-- INFORMATION SUPPLIED follows --

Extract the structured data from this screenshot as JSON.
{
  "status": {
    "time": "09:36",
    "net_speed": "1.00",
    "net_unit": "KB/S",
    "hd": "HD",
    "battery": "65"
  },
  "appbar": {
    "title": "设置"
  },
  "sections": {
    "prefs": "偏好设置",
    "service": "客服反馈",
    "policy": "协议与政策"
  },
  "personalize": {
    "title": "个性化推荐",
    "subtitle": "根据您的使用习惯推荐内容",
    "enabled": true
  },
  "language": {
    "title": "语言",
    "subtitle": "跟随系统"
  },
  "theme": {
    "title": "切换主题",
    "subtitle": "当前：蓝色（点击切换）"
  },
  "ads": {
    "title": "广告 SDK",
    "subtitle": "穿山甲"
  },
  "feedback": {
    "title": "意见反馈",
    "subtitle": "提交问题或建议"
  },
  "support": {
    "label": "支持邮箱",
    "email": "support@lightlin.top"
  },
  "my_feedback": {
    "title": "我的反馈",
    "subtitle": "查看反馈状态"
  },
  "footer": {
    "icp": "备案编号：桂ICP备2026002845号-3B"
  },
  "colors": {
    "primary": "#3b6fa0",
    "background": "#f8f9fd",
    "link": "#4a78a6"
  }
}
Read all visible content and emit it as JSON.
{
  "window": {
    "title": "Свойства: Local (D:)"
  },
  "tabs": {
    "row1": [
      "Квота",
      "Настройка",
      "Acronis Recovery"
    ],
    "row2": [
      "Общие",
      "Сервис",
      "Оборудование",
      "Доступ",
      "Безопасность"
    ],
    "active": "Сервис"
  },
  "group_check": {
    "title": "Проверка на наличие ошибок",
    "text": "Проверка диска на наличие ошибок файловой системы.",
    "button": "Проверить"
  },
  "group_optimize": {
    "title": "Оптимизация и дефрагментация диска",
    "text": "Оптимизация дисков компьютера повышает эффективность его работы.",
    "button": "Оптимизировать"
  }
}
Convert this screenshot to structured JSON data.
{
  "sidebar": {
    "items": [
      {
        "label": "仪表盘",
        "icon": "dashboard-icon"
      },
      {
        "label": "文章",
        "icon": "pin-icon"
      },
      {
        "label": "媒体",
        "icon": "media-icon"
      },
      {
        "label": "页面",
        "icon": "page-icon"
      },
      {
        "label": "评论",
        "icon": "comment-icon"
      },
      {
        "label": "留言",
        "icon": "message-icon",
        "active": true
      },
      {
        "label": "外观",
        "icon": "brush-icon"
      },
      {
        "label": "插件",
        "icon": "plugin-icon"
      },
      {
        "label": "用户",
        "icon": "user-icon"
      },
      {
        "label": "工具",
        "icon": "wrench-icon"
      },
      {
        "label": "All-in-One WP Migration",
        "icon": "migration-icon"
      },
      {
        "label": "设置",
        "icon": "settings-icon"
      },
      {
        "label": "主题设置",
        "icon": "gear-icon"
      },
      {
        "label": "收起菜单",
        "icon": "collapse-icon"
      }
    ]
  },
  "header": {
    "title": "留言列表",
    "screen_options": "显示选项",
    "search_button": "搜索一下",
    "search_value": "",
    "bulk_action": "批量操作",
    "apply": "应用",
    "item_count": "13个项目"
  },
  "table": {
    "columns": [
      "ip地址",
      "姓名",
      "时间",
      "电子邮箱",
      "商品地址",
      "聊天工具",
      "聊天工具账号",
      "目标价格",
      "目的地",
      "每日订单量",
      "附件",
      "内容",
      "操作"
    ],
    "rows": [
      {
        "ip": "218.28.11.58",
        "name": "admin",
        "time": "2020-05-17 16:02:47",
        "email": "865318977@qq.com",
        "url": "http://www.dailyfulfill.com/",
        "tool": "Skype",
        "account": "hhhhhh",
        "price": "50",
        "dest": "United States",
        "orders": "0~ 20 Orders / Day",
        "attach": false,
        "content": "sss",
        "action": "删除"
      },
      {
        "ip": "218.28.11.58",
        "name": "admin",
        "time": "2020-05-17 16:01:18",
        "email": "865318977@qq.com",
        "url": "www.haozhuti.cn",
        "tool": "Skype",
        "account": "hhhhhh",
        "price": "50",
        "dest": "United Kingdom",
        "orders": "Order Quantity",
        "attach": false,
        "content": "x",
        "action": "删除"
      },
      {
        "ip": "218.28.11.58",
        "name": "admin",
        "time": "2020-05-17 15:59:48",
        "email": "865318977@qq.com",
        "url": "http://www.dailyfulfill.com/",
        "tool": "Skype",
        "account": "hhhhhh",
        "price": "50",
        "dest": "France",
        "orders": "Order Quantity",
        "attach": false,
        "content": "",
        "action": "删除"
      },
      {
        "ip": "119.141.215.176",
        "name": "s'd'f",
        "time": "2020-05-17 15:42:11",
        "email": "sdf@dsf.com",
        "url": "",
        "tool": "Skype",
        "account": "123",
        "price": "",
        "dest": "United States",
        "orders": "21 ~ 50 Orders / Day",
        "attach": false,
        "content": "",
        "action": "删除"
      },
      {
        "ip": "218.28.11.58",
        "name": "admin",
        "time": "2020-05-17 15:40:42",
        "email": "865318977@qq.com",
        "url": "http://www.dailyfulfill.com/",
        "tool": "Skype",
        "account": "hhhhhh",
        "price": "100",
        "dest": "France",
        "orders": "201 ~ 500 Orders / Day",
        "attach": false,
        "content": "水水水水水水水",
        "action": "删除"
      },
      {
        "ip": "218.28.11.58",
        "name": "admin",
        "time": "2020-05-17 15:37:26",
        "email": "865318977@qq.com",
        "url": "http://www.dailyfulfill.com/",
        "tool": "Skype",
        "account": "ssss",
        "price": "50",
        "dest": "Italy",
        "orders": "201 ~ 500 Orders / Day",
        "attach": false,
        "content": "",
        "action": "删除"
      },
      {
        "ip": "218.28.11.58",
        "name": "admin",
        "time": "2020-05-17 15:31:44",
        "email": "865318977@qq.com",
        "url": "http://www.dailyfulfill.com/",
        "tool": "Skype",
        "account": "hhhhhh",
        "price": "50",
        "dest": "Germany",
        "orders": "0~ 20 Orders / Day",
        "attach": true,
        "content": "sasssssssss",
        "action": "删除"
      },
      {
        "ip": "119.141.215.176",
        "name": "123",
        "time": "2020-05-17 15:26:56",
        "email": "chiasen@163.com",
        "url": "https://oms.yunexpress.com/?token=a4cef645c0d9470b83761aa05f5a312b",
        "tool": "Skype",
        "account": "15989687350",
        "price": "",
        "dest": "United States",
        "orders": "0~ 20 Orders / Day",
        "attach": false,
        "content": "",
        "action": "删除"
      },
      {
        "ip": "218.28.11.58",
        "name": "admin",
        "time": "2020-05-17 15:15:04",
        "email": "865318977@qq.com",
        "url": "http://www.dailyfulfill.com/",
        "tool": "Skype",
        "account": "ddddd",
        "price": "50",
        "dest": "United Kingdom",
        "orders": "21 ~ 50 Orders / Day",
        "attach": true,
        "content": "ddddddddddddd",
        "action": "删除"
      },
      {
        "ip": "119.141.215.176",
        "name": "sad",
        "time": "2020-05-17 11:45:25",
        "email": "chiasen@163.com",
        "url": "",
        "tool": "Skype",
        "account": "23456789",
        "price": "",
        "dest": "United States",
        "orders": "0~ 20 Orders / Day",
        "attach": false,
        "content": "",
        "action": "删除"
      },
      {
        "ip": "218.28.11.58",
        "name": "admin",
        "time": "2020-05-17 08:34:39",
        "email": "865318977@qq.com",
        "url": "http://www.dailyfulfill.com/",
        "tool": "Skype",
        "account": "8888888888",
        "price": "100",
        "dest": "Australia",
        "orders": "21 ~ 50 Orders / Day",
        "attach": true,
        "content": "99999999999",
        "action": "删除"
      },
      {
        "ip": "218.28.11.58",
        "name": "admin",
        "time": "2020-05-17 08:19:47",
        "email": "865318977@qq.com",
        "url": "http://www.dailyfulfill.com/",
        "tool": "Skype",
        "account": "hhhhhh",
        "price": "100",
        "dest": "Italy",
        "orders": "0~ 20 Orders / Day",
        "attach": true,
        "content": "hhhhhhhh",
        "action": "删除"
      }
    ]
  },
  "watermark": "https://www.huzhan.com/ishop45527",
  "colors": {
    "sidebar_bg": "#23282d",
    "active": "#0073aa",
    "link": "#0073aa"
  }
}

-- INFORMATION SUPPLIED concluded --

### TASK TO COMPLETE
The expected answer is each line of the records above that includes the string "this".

### TASK SOLUTION
Extract the structured data from this screenshot as JSON.
Convert this screenshot to structured JSON data.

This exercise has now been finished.